** Opening Supplied data block **

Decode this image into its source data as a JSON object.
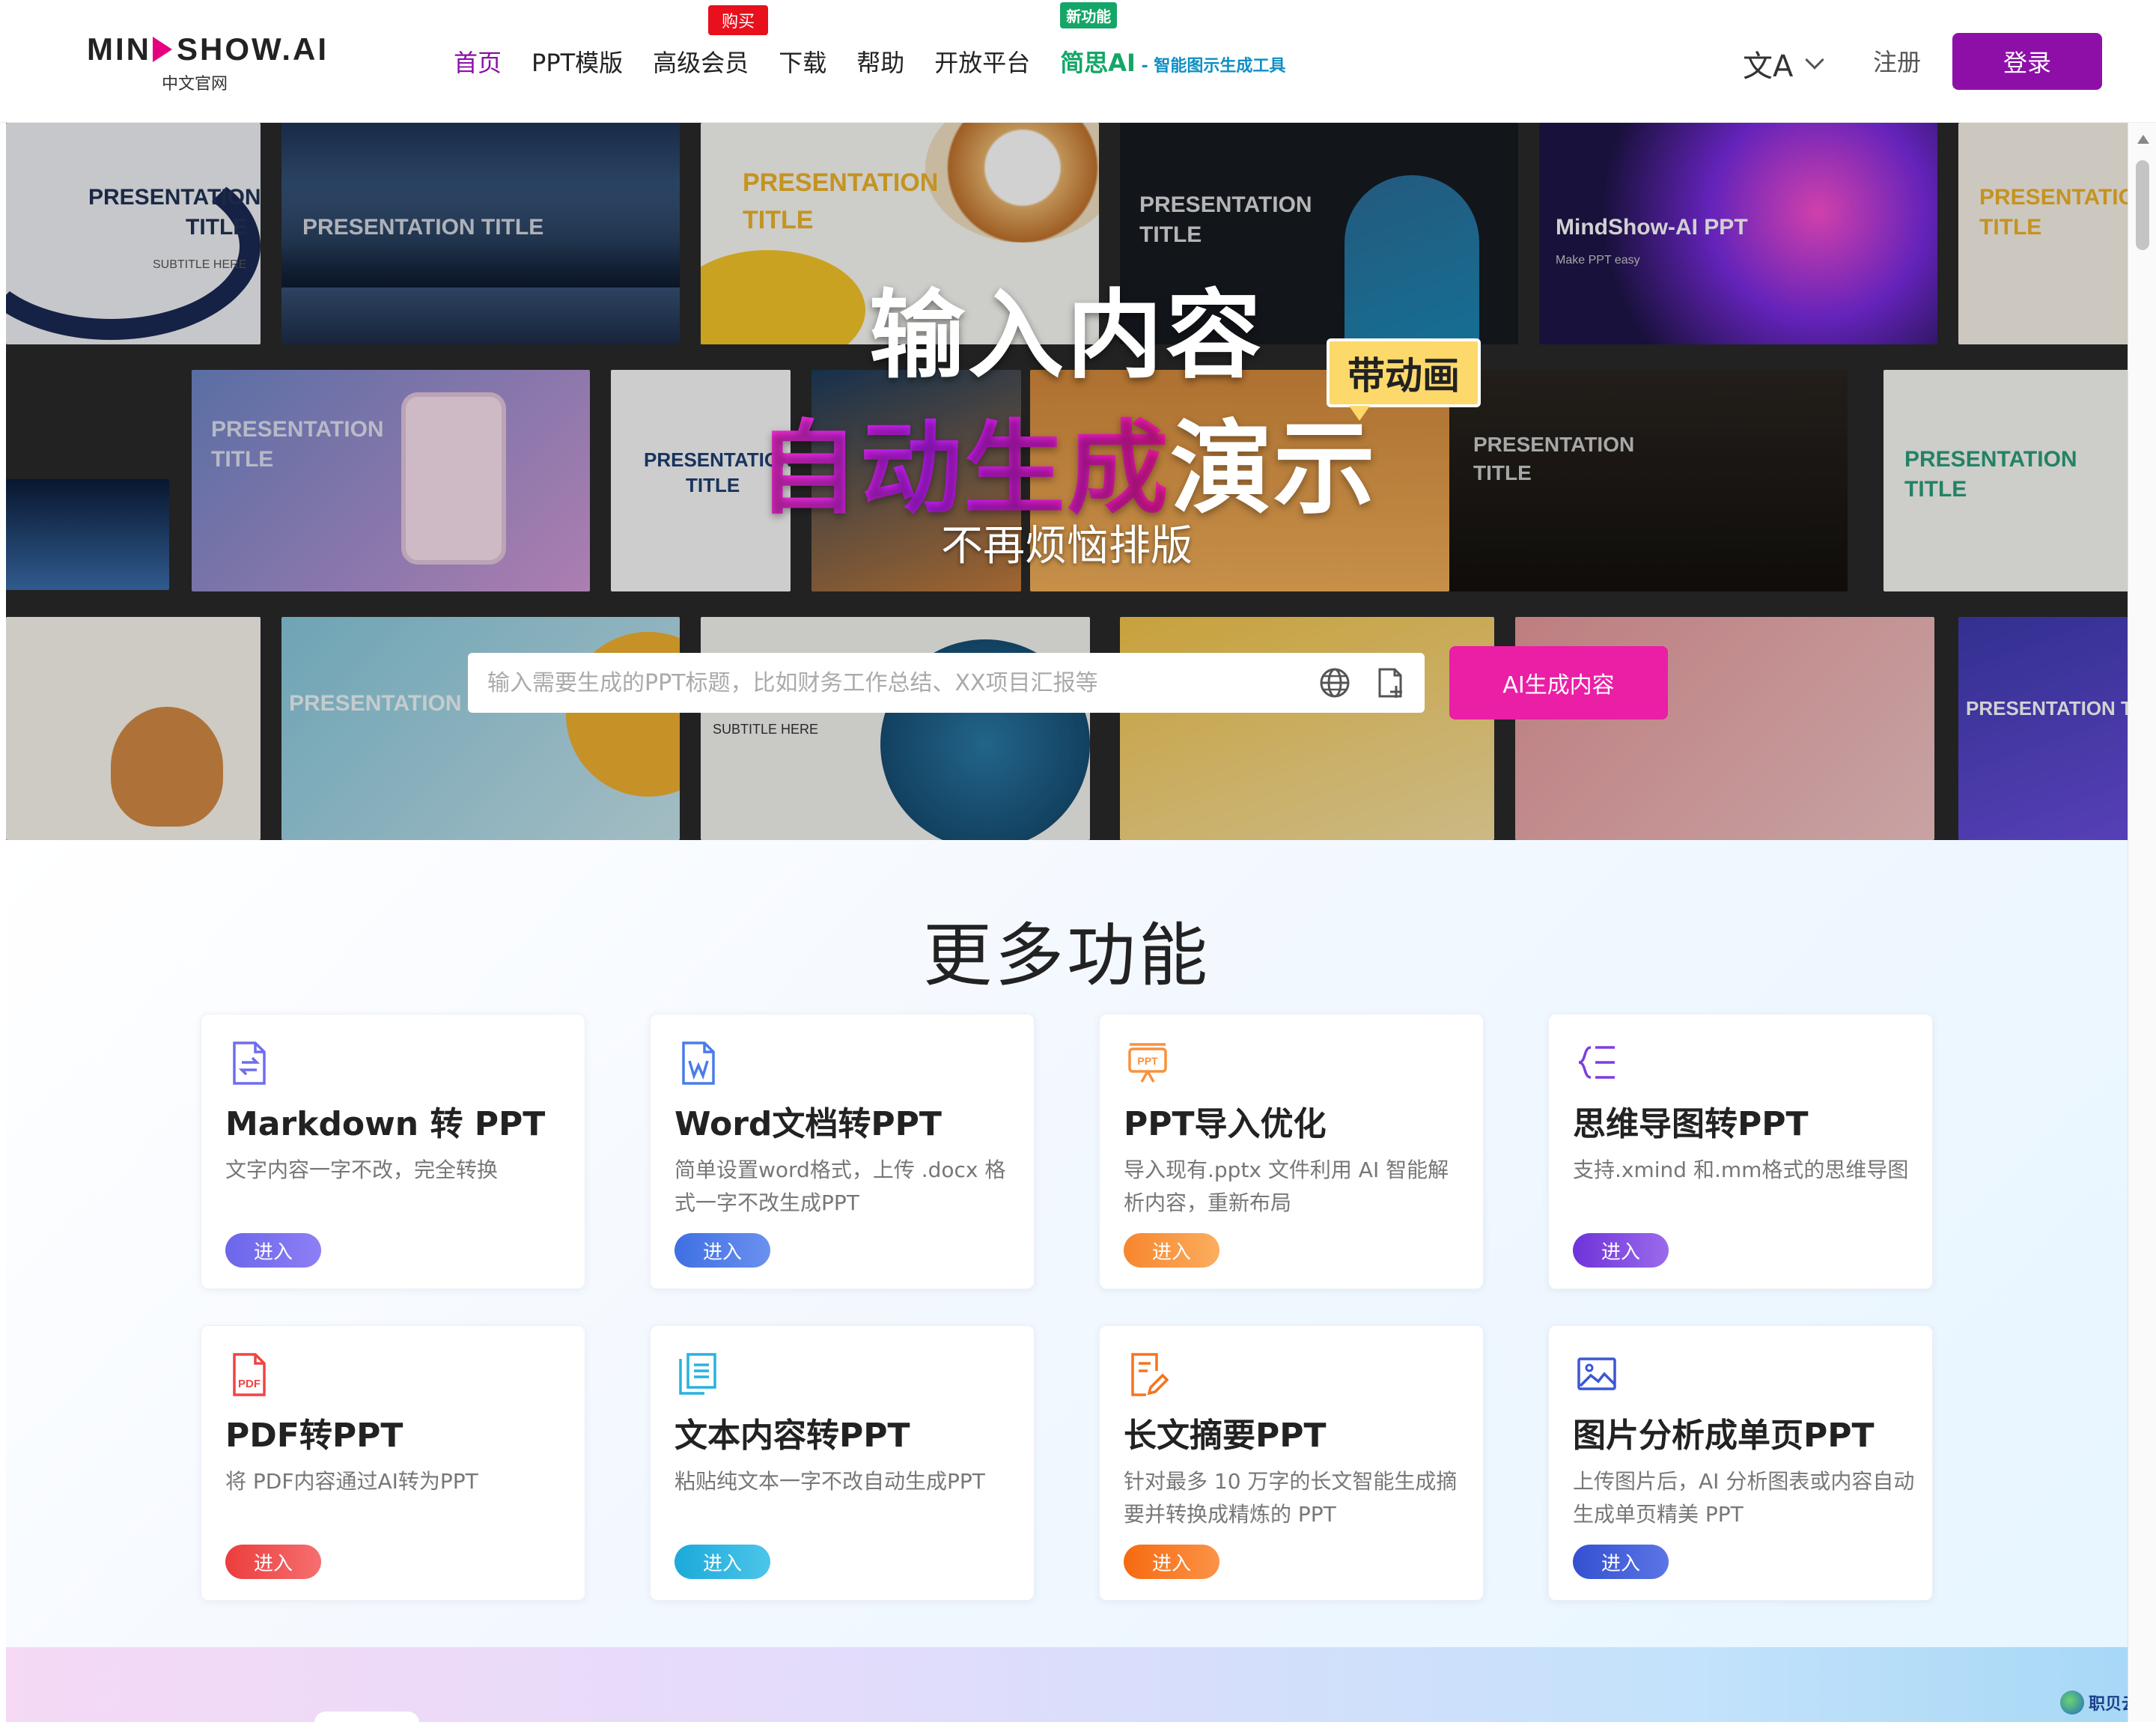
{
  "header": {
    "logo_main_a": "MIN",
    "logo_main_b": "SHOW.AI",
    "logo_sub": "中文官网",
    "nav": [
      {
        "label": "首页"
      },
      {
        "label": "PPT模版"
      },
      {
        "label": "高级会员",
        "badge": "购买"
      },
      {
        "label": "下载"
      },
      {
        "label": "帮助"
      },
      {
        "label": "开放平台"
      },
      {
        "label": "简思AI",
        "tail": " - 智能图示生成工具",
        "badge": "新功能"
      }
    ],
    "lang_icon": "文A",
    "register": "注册",
    "login": "登录"
  },
  "hero": {
    "line1": "输入内容",
    "line2_grad": "自动生成",
    "line2_white": "演示",
    "tag": "带动画",
    "line3": "不再烦恼排版",
    "search_placeholder": "输入需要生成的PPT标题，比如财务工作总结、XX项目汇报等",
    "ai_button": "AI生成内容",
    "thumb_texts": {
      "t1": "PRESENTATION",
      "t1b": "TITLE",
      "t1s": "SUBTITLE HERE",
      "t2": "PRESENTATION TITLE",
      "t3": "PRESENTATION",
      "t3b": "TITLE",
      "t4": "PRESENTATION",
      "t4b": "TITLE",
      "t5": "MindShow-AI PPT",
      "t5s": "Make PPT easy",
      "t6": "PRESENTATIO",
      "t6b": "TITLE",
      "t7": "PRESENTATION",
      "t7b": "TITLE",
      "t8": "PRESENTATION",
      "t8b": "TITLE",
      "t9": "PRESENTATION",
      "t9b": "TITLE",
      "t10": "PRESENTATION",
      "t10b": "TITLE",
      "t11": "PRESENTATION TITLE",
      "t12": "SUBTITLE HERE",
      "t13": "PRESENTATION TI"
    }
  },
  "features": {
    "title": "更多功能",
    "cards": [
      {
        "title": "Markdown 转 PPT",
        "desc": "文字内容一字不改，完全转换",
        "enter": "进入",
        "color": "#6e6df0",
        "icon": "markdown-file-icon"
      },
      {
        "title": "Word文档转PPT",
        "desc": "简单设置word格式，上传 .docx 格式一字不改生成PPT",
        "enter": "进入",
        "color": "#4a7de8",
        "icon": "word-file-icon"
      },
      {
        "title": "PPT导入优化",
        "desc": "导入现有.pptx 文件利用 AI 智能解析内容，重新布局",
        "enter": "进入",
        "color": "#f8913c",
        "icon": "ppt-icon"
      },
      {
        "title": "思维导图转PPT",
        "desc": "支持.xmind 和.mm格式的思维导图",
        "enter": "进入",
        "color": "#7b3fe0",
        "icon": "mindmap-icon"
      },
      {
        "title": "PDF转PPT",
        "desc": "将 PDF内容通过AI转为PPT",
        "enter": "进入",
        "color": "#ee4545",
        "icon": "pdf-file-icon"
      },
      {
        "title": "文本内容转PPT",
        "desc": "粘贴纯文本一字不改自动生成PPT",
        "enter": "进入",
        "color": "#27b2de",
        "icon": "text-document-icon"
      },
      {
        "title": "长文摘要PPT",
        "desc": "针对最多 10 万字的长文智能生成摘要并转换成精炼的 PPT",
        "enter": "进入",
        "color": "#f7731b",
        "icon": "summary-edit-icon"
      },
      {
        "title": "图片分析成单页PPT",
        "desc": "上传图片后，AI 分析图表或内容自动生成单页精美 PPT",
        "enter": "进入",
        "color": "#3c57d3",
        "icon": "image-icon"
      }
    ]
  },
  "watermark": "职贝云数"
}
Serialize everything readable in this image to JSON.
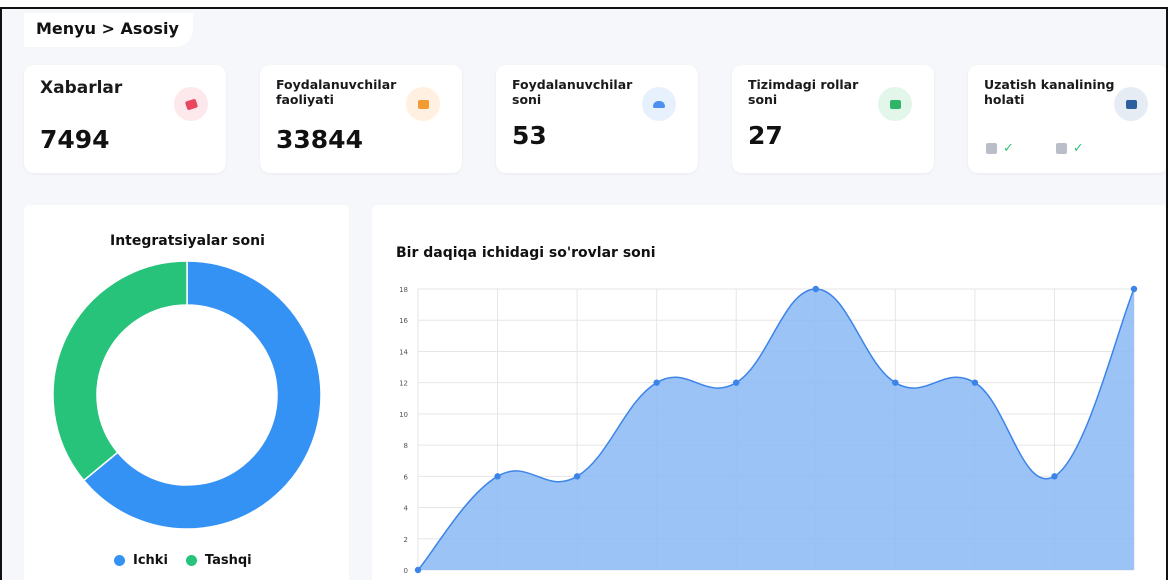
{
  "breadcrumb": "Menyu > Asosiy",
  "cards": [
    {
      "title": "Xabarlar",
      "value": "7494",
      "icon": "chat-icon",
      "icon_color": "#e8475f",
      "icon_bg": "#fde8ec"
    },
    {
      "title": "Foydalanuvchilar faoliyati",
      "value": "33844",
      "icon": "activity-icon",
      "icon_color": "#f39a33",
      "icon_bg": "#fff0e2"
    },
    {
      "title": "Foydalanuvchilar soni",
      "value": "53",
      "icon": "users-icon",
      "icon_color": "#4e8ff0",
      "icon_bg": "#e7f0fd"
    },
    {
      "title": "Tizimdagi rollar soni",
      "value": "27",
      "icon": "roles-icon",
      "icon_color": "#2fb56a",
      "icon_bg": "#e3f6ea"
    },
    {
      "title": "Uzatish kanalining holati",
      "icon": "network-icon",
      "icon_color": "#2d5f9e",
      "icon_bg": "#e6ecf3",
      "status": [
        {
          "icon": "server-icon",
          "state": "check-icon"
        },
        {
          "icon": "server-icon",
          "state": "check-icon"
        }
      ]
    }
  ],
  "donut_title": "Integratsiyalar soni",
  "line_title": "Bir daqiqa ichidagi so'rovlar soni",
  "colors": {
    "ichki": "#3592f5",
    "tashqi": "#27c37b",
    "area_fill": "#8ab8f5",
    "area_line": "#3d84e8"
  },
  "chart_data": [
    {
      "type": "pie",
      "title": "Integratsiyalar soni",
      "variant": "donut",
      "categories": [
        "Ichki",
        "Tashqi"
      ],
      "values": [
        64,
        36
      ],
      "legend": "bottom"
    },
    {
      "type": "area",
      "title": "Bir daqiqa ichidagi so'rovlar soni",
      "x": [
        0,
        1,
        2,
        3,
        4,
        5,
        6,
        7,
        8,
        9
      ],
      "y": [
        0,
        6,
        6,
        12,
        12,
        18,
        12,
        12,
        6,
        18
      ],
      "ylim": [
        0,
        18
      ],
      "yticks": [
        "0",
        "2",
        "4",
        "6",
        "8",
        "10",
        "12",
        "14",
        "16",
        "18"
      ],
      "grid": true
    }
  ]
}
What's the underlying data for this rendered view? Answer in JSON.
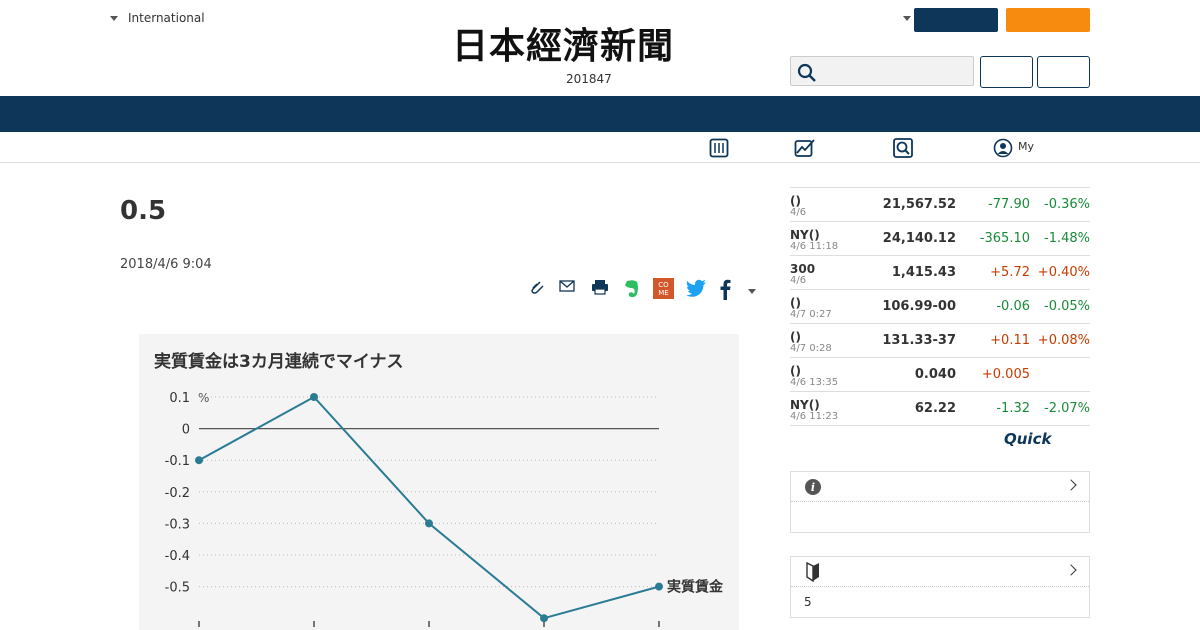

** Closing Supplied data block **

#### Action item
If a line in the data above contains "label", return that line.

#### Answer to the problem
        "label": "首页"
        "label": "PPT模版"
        "label": "高级会员",
        "label": "下载"
        "label": "帮助"
        "label": "开放平台"
        "label": "简思AI",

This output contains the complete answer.